• **WHAT THE TASK ASKS**: Scan the listing below. Return every line containing the string "Open".

• **MATERIAL FOR THIS EXERCISE**:
============================================================

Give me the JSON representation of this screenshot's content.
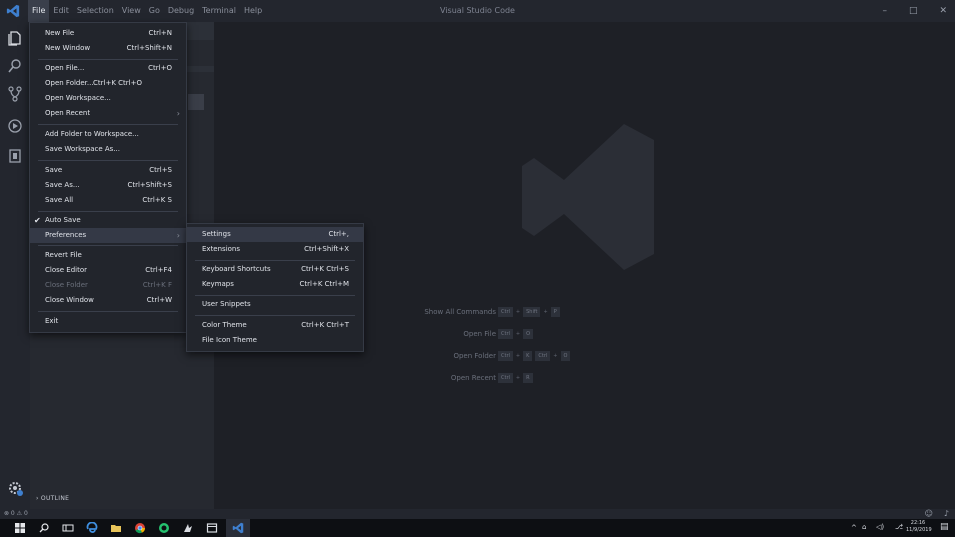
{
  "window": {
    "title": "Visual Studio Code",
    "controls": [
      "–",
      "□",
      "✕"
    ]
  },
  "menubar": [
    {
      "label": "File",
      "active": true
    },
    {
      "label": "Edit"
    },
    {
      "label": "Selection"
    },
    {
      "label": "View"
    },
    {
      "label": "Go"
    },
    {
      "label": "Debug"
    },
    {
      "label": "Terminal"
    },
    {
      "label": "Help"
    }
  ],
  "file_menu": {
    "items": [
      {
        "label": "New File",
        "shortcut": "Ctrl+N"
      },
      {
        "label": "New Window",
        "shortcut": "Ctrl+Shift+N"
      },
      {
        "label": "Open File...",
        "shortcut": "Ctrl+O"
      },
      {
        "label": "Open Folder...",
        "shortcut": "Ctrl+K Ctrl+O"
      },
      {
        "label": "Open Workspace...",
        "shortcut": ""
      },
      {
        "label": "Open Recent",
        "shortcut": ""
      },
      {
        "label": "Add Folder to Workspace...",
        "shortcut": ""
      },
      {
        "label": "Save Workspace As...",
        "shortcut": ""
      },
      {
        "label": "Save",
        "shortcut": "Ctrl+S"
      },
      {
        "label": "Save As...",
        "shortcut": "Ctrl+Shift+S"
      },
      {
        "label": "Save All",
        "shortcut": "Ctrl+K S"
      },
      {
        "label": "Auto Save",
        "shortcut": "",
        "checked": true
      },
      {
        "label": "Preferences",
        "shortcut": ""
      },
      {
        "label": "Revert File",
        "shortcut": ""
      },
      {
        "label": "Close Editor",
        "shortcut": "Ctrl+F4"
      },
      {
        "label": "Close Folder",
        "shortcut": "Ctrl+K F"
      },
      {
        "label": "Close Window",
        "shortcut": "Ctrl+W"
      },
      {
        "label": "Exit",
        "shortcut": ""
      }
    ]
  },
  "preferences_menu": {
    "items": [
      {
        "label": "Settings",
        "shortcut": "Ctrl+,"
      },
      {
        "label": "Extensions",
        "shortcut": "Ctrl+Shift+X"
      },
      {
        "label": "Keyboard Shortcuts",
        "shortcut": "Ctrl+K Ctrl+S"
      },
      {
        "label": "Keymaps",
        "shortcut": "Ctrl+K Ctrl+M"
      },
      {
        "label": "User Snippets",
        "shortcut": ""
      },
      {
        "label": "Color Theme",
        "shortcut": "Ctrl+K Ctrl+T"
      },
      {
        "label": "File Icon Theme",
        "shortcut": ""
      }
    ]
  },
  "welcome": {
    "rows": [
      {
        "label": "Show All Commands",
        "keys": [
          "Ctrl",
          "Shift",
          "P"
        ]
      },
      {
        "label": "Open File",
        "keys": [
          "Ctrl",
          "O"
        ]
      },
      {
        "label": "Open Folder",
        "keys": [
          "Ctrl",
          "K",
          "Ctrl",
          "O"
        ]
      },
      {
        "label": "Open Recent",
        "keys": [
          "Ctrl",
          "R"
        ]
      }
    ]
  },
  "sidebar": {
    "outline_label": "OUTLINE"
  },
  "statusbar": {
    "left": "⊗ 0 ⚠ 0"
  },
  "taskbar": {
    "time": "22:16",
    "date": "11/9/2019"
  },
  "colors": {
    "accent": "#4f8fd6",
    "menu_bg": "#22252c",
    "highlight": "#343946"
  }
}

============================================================

• **RESPONSE TO THIS EXERCISE**:
        "label": "Open File...",
        "label": "Open Folder...",
        "label": "Open Workspace...",
        "label": "Open Recent",
        "label": "Open File",
        "label": "Open Folder",
        "label": "Open Recent",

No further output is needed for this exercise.